Brexit threatens rights of women
Parliament is back to work after the festive break and the first week saw plenty of activity.
In the area of health the First Minister outlined details of a £107 million boost for health and social care integration which will enable more patients to be cared for at home and cut demand for hospital stays, reducing the problem of delayed discharge or bed blocking, as it is often called.
This funding will ensure that patients can receive more treatment in their communities, where we know they are more comfortable, but it also reduces demand for acute hospital usage by reducing avoidable admissions and lengths of stay.
There was welcome news last week on how our hospitals are performing.

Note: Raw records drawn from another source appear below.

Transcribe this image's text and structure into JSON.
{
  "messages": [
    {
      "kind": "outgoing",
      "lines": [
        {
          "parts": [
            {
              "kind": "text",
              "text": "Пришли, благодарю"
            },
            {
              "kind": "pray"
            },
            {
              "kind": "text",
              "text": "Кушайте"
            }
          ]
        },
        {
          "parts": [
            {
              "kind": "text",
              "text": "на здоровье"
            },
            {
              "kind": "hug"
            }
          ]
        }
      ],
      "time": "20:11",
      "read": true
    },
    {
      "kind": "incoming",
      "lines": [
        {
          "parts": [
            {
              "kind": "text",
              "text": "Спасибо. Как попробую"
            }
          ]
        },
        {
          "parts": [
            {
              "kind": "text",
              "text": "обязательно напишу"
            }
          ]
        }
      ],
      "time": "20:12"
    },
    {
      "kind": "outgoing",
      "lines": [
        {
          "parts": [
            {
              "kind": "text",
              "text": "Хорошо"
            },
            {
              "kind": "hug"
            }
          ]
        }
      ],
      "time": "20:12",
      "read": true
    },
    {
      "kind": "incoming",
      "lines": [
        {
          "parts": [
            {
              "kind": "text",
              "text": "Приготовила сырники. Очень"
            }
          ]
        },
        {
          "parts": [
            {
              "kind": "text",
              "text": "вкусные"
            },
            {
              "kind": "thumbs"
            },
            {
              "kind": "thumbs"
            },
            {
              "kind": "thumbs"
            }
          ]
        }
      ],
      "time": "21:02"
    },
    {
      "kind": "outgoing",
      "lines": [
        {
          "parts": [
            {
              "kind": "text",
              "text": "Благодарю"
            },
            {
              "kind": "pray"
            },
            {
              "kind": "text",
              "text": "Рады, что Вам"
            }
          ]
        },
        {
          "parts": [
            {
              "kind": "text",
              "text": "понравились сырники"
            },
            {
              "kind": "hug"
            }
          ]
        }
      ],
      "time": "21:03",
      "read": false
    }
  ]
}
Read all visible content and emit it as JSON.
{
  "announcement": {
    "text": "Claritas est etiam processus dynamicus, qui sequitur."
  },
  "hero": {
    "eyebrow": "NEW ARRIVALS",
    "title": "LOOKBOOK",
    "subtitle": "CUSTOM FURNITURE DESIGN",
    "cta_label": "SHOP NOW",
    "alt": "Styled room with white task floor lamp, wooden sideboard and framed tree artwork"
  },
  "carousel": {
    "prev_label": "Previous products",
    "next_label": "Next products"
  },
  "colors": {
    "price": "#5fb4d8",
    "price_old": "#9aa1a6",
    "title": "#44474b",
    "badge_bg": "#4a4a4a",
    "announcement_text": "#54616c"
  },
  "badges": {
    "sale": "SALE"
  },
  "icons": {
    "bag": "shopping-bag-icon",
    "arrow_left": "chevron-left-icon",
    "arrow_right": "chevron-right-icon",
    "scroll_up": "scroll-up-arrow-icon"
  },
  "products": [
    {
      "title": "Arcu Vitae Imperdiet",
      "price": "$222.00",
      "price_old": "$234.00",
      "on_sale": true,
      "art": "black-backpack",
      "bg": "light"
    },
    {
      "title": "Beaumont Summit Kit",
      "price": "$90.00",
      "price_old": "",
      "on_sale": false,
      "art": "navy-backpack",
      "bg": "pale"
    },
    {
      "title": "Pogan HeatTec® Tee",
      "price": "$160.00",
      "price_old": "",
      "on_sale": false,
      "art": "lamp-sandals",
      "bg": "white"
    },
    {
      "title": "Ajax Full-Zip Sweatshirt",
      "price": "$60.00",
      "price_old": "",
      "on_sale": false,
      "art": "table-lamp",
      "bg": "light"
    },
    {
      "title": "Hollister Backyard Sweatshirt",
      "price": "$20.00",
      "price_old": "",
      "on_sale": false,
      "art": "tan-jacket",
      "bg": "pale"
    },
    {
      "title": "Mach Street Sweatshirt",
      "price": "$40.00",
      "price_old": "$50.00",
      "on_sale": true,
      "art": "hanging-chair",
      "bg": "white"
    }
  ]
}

The latest figures on core accident and emergency performance show Scotland’s NHS performing some 10 percentage points higher than England in November 2016 and 15 points better than Wales.
It was also good to hear that, following a challenging period and the intervention of the transport minister, Abellio Scotrail performance has improved significantly over the festive period. Nearly 90 per cent of trains arrived within five minutes of schedule in the four weeks to January 7. This was a six per cent rise on the previous four weeks and a 2.8 per cent improvement on the same period last year.
Whilst there is still room for improvement, this will be welcome news to local commuters and the government will be pressing Abellio to deliver continued improvements to meet their contractual targets.
We also had an important debate in parliament on Scotland’s relationship with Europe, which focussed on the importance of ensuring that human rights and fundamental freedoms are protected and promoted during the Brexit process.
Speaking in the debate, I was able to point out that EU legislation ensured that my rights as a woman, an employee and parent are all protected.
EU law also underpins the rights for women to take paid time off for antenatal appointments, it safeguards the rights of pregnant women in the workplace and it also guarantees maternity leave for mothers.
The introduction of parental leave, which guarantees 18 weeks for parents, was also a direct result of EU law, as is the right for parents and carers to take emergency leave to care for their children.
Without these progressive measures women would have remained second-class citizens in the workplace and the care of many thousands of children would have suffered.
Progressive policies and workers’ rights have always been hard-won in Britain but they are often underpinned by European legislation.
These rights continue to protect people in all walks of life every day to ensure that equality is maintained, discrimination is tackled and above all that fairness is enshrined in our legal system.
Without the pressure of the obligations that the UK is required to uphold as a condition of single market membership, we should all be concerned that progressive policies on workers’ rights would be at substantial risk from successive administrations in Westminster.
Not content with dragging Scotland out of the EU against our will, the Tories are also planning to repeal the Human Rights Act and to withdraw from the European Convention on Human Rights.
This clearly signals the Tories’ desire to shred the rights of ordinary people. They are promising to introduce a British bill of rights but we can have no confidence that Theresa May’s government will draft a bill that provides the same level of hardwon protections we currently enjoy.
Thankfully for Scotland, the Human Rights Act is embedded in the devolved settlement and I am certain that this parliament will not allow fundamental rights and freedoms to be removed at the whim of a UK Tory government we did not vote for.
Workers’ rights have always been hard-won in Britain
Holiday over Clare Haughey returned to Holyrood after the festive break